Every line of the material below in which "Historic" shows up is to be located and copied.
- Opening Delimiter -
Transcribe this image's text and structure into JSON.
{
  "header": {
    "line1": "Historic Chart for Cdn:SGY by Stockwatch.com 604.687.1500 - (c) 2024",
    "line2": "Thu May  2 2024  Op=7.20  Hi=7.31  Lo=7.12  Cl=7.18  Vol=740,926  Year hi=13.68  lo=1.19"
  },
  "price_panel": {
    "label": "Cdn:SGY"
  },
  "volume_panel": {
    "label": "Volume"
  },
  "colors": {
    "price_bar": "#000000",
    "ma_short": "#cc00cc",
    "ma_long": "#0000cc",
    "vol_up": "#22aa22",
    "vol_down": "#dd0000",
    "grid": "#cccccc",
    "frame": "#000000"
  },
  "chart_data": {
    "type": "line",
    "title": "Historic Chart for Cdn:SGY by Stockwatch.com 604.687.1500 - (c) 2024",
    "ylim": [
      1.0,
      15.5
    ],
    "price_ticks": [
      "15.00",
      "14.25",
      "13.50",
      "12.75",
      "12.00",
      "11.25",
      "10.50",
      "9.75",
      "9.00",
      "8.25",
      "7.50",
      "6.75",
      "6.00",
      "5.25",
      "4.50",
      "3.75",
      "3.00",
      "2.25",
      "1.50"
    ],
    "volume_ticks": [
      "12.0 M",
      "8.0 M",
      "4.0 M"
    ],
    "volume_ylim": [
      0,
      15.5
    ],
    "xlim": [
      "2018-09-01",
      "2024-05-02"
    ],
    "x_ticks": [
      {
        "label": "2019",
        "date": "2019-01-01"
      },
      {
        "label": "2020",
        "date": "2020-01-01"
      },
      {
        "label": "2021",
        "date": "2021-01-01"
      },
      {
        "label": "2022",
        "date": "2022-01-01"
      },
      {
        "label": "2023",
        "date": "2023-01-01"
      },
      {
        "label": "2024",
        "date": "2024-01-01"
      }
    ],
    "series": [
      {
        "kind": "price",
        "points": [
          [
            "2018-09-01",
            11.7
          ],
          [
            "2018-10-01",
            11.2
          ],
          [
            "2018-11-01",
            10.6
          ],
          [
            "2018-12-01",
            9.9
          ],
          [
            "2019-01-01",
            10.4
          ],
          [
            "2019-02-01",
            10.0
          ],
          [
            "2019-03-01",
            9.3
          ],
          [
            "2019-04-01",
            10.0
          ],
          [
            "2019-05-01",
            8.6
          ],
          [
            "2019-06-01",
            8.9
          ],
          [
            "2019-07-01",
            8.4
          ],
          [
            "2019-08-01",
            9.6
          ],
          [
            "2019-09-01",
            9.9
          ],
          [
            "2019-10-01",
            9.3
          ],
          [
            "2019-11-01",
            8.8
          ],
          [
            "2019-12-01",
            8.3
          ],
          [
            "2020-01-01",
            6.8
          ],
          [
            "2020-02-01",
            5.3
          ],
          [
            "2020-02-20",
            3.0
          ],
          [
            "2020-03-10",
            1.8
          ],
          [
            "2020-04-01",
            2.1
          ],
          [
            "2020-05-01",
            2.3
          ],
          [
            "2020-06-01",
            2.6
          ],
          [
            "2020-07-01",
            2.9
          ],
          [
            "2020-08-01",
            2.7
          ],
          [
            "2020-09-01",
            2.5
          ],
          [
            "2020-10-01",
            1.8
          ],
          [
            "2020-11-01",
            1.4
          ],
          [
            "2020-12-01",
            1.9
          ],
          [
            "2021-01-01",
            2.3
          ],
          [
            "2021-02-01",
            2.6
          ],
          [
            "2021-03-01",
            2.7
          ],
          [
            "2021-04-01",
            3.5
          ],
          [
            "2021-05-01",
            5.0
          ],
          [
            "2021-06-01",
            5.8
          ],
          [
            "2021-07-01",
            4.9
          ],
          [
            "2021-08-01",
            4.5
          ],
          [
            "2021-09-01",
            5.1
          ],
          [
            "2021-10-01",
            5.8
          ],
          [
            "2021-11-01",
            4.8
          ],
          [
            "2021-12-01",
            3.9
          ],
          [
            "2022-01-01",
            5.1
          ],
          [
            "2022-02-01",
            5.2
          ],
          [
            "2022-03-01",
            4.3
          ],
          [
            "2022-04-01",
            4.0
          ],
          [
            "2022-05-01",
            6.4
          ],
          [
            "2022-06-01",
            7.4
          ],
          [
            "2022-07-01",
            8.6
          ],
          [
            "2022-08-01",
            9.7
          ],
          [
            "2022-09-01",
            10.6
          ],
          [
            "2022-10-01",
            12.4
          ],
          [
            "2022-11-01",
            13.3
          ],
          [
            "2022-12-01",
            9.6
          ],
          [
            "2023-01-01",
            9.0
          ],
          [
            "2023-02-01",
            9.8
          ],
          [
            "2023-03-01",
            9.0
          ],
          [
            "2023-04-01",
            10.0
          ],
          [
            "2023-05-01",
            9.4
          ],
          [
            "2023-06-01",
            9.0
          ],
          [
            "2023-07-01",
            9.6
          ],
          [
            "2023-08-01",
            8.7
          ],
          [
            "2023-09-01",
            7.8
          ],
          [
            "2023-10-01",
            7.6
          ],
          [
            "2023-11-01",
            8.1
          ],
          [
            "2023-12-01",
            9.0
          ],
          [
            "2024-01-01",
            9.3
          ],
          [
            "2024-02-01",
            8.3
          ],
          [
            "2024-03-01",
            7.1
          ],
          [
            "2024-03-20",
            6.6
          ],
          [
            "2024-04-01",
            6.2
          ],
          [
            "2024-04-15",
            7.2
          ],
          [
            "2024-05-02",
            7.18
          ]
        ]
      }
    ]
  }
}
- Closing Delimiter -
* Response to the task *
    "line1": "Historic Chart for Cdn:SGY by Stockwatch.com 604.687.1500 - (c) 2024",
    "title": "Historic Chart for Cdn:SGY by Stockwatch.com 604.687.1500 - (c) 2024",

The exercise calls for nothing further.